• **Records supplied**
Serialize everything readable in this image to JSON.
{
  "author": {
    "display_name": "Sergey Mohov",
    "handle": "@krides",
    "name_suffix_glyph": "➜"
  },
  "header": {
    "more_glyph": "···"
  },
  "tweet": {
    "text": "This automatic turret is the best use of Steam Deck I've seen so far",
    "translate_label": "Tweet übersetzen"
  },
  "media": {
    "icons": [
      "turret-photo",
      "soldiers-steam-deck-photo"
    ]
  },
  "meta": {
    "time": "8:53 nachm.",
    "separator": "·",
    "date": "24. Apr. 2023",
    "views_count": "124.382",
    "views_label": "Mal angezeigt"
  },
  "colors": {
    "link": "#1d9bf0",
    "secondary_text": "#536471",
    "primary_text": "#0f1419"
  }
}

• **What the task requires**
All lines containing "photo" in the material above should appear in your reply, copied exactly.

• **Reply**
      "turret-photo",
      "soldiers-steam-deck-photo"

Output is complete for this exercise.